The current gin boom sees ever crazier expressions of the spirit, with distillers appearing to be in a battle with each other to use the most unusual botanicals they can. I have tasted some disastrous gins (I’m not naming names) where the unusual has wrecked the sublime juniper spirit I enjoy. I know, I’m a purist. However, I am learning to appreciate the more contemporary gins, particularly if the quality is there. Aviation gin is a good example of a contemporary gin where juniper doesn’t dominate.
Nolet’s Silver Dry Gin is one of the more left-field gin brands and was created by the Nolet Distillery in Schiedam, Netherlands. The Nolet family has been distilling for over 300 years, and produce Ketel One vodka and Jenever/Genever.
The botanicals used in Nolet’s Silver Dry gin only have a whisper of the traditional ingredients (juniper, citrus, orris and liquorice) with white peach, turkish rose and raspberry added as essences. Rose and notes of turkish delight are detectable on the both the nose and the palate, as well as raspberries. Pine notes from the juniper came through towards the end with some pepper and earthy tones giving a surprisingly dry finish.

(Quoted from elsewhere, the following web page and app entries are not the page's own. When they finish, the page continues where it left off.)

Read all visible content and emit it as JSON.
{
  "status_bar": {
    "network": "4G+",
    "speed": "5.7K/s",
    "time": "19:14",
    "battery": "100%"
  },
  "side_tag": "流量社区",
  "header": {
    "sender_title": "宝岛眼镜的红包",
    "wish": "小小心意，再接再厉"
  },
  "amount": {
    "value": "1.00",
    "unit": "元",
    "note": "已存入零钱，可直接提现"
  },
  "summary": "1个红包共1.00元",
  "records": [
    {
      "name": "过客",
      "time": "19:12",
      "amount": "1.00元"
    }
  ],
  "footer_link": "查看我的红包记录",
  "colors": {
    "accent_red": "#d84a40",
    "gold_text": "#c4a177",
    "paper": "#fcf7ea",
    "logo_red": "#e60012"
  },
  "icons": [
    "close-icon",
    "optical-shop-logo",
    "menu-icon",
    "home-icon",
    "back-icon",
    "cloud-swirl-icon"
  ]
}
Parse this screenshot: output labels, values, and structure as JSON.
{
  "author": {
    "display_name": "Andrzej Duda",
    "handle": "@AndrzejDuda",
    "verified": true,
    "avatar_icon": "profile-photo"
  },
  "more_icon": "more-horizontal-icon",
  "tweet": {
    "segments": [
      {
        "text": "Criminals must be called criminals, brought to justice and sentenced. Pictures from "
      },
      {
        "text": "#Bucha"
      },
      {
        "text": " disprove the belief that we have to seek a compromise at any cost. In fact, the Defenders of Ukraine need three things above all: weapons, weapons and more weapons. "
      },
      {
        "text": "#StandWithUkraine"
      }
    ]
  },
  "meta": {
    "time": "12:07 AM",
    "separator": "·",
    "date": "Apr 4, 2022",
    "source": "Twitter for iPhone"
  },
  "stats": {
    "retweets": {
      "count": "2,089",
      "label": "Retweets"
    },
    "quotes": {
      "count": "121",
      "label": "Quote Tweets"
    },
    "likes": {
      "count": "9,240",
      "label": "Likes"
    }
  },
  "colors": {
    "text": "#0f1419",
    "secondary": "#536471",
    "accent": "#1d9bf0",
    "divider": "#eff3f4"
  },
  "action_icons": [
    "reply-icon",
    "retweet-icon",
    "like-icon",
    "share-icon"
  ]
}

This is Hendrick’s bolder sister; fruity and floral, smooth and moreish. Sipping neat over ice opens out the flavours and I would recommend using it in a Gin Rickey rather than in a G&T. It produced a rich, full negroni (I used Dolin vermouth and Campari) with a sweet rose finish. Interesting!
The dry martini is where Nolet’s Silver Dry gin comes into its own. The floral notes in the gin balanced well with the vermouth (Dolin Dry in a 5:1 ratio) and resulted in a soft (almost creamy) martini. If you aren’t confident drinking martinis this could be a good place to start! A Clover Club cocktail would also work well with this gin.
This is the most contemporary gin I’ve tasted so far and will definitely polarise opinion. The price is at the premium end of the market and is only available in Australia via Nicks Wine Merchants. I’m intrigued to try the companion gin, Nolet’s ‘The Reserve’ Dry Gin (gold label) but at over $600 a bottle I think I might be waiting a while!
Country of Origin: Holland